**TASK REQUIREMENTS:**
Your task is to print each entry exactly as written.

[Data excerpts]
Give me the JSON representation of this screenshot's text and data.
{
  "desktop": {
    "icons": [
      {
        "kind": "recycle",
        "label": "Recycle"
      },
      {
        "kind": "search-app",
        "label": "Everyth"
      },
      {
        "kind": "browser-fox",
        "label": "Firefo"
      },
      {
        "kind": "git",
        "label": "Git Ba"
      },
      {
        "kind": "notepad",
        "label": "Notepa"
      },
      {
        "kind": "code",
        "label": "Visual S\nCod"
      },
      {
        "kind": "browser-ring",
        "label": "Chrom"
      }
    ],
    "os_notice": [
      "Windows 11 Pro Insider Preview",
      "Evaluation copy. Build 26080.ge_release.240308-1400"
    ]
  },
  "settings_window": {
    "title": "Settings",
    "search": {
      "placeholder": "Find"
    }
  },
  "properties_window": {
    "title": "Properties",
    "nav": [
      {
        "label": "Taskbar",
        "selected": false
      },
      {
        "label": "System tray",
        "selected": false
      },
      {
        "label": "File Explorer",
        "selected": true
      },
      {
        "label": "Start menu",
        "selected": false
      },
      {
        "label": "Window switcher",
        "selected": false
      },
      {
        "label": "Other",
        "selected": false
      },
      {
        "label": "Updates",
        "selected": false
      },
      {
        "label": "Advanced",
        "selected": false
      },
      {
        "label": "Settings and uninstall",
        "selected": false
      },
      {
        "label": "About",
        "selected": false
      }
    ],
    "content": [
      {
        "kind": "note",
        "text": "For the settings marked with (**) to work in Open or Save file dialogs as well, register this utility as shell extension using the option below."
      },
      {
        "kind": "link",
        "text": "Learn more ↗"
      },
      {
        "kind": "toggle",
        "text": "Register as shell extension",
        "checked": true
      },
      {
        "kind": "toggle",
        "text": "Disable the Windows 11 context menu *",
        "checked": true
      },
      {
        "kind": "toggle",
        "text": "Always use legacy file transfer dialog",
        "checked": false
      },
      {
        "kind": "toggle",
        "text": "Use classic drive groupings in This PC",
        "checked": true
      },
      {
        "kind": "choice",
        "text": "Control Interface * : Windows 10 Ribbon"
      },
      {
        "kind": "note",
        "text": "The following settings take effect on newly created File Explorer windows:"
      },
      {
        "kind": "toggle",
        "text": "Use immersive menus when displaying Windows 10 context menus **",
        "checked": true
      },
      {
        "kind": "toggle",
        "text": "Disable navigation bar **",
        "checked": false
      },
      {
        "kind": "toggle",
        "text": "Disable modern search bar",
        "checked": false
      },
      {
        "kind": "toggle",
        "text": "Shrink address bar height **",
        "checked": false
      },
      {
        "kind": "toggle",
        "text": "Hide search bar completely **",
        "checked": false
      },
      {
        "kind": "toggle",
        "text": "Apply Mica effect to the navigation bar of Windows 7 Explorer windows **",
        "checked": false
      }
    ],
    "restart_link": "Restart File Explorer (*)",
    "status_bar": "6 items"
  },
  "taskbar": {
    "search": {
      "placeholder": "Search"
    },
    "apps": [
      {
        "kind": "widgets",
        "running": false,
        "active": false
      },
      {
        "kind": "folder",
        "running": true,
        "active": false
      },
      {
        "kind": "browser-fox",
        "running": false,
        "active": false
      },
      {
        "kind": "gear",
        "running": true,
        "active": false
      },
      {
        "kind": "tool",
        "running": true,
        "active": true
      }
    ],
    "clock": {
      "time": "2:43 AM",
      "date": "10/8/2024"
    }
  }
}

**TASK OUTPUT:**
Give me the JSON representation of this screenshot's text and data.
{
  "desktop": {
    "icons": [
      {
        "kind": "recycle",
        "label": "Recycle"
      },
      {
        "kind": "search-app",
        "label": "Everyth"
      },
      {
        "kind": "browser-fox",
        "label": "Firefo"
      },
      {
        "kind": "git",
        "label": "Git Ba"
      },
      {
        "kind": "notepad",
        "label": "Notepa"
      },
      {
        "kind": "code",
        "label": "Visual S\nCod"
      },
      {
        "kind": "browser-ring",
        "label": "Chrom"
      }
    ],
    "os_notice": [
      "Windows 11 Pro Insider Preview",
      "Evaluation copy. Build 26080.ge_release.240308-1400"
    ]
  },
  "settings_window": {
    "title": "Settings",
    "search": {
      "placeholder": "Find"
    }
  },
  "properties_window": {
    "title": "Properties",
    "nav": [
      {
        "label": "Taskbar",
        "selected": false
      },
      {
        "label": "System tray",
        "selected": false
      },
      {
        "label": "File Explorer",
        "selected": true
      },
      {
        "label": "Start menu",
        "selected": false
      },
      {
        "label": "Window switcher",
        "selected": false
      },
      {
        "label": "Other",
        "selected": false
      },
      {
        "label": "Updates",
        "selected": false
      },
      {
        "label": "Advanced",
        "selected": false
      },
      {
        "label": "Settings and uninstall",
        "selected": false
      },
      {
        "label": "About",
        "selected": false
      }
    ],
    "content": [
      {
        "kind": "note",
        "text": "For the settings marked with (**) to work in Open or Save file dialogs as well, register this utility as shell extension using the option below."
      },
      {
        "kind": "link",
        "text": "Learn more ↗"
      },
      {
        "kind": "toggle",
        "text": "Register as shell extension",
        "checked": true
      },
      {
        "kind": "toggle",
        "text": "Disable the Windows 11 context menu *",
        "checked": true
      },
      {
        "kind": "toggle",
        "text": "Always use legacy file transfer dialog",
        "checked": false
      },
      {
        "kind": "toggle",
        "text": "Use classic drive groupings in This PC",
        "checked": true
      },
      {
        "kind": "choice",
        "text": "Control Interface * : Windows 10 Ribbon"
      },
      {
        "kind": "note",
        "text": "The following settings take effect on newly created File Explorer windows:"
      },
      {
        "kind": "toggle",
        "text": "Use immersive menus when displaying Windows 10 context menus **",
        "checked": true
      },
      {
        "kind": "toggle",
        "text": "Disable navigation bar **",
        "checked": false
      },
      {
        "kind": "toggle",
        "text": "Disable modern search bar",
        "checked": false
      },
      {
        "kind": "toggle",
        "text": "Shrink address bar height **",
        "checked": false
      },
      {
        "kind": "toggle",
        "text": "Hide search bar completely **",
        "checked": false
      },
      {
        "kind": "toggle",
        "text": "Apply Mica effect to the navigation bar of Windows 7 Explorer windows **",
        "checked": false
      }
    ],
    "restart_link": "Restart File Explorer (*)",
    "status_bar": "6 items"
  },
  "taskbar": {
    "search": {
      "placeholder": "Search"
    },
    "apps": [
      {
        "kind": "widgets",
        "running": false,
        "active": false
      },
      {
        "kind": "folder",
        "running": true,
        "active": false
      },
      {
        "kind": "browser-fox",
        "running": false,
        "active": false
      },
      {
        "kind": "gear",
        "running": true,
        "active": false
      },
      {
        "kind": "tool",
        "running": true,
        "active": true
      }
    ],
    "clock": {
      "time": "2:43 AM",
      "date": "10/8/2024"
    }
  }
}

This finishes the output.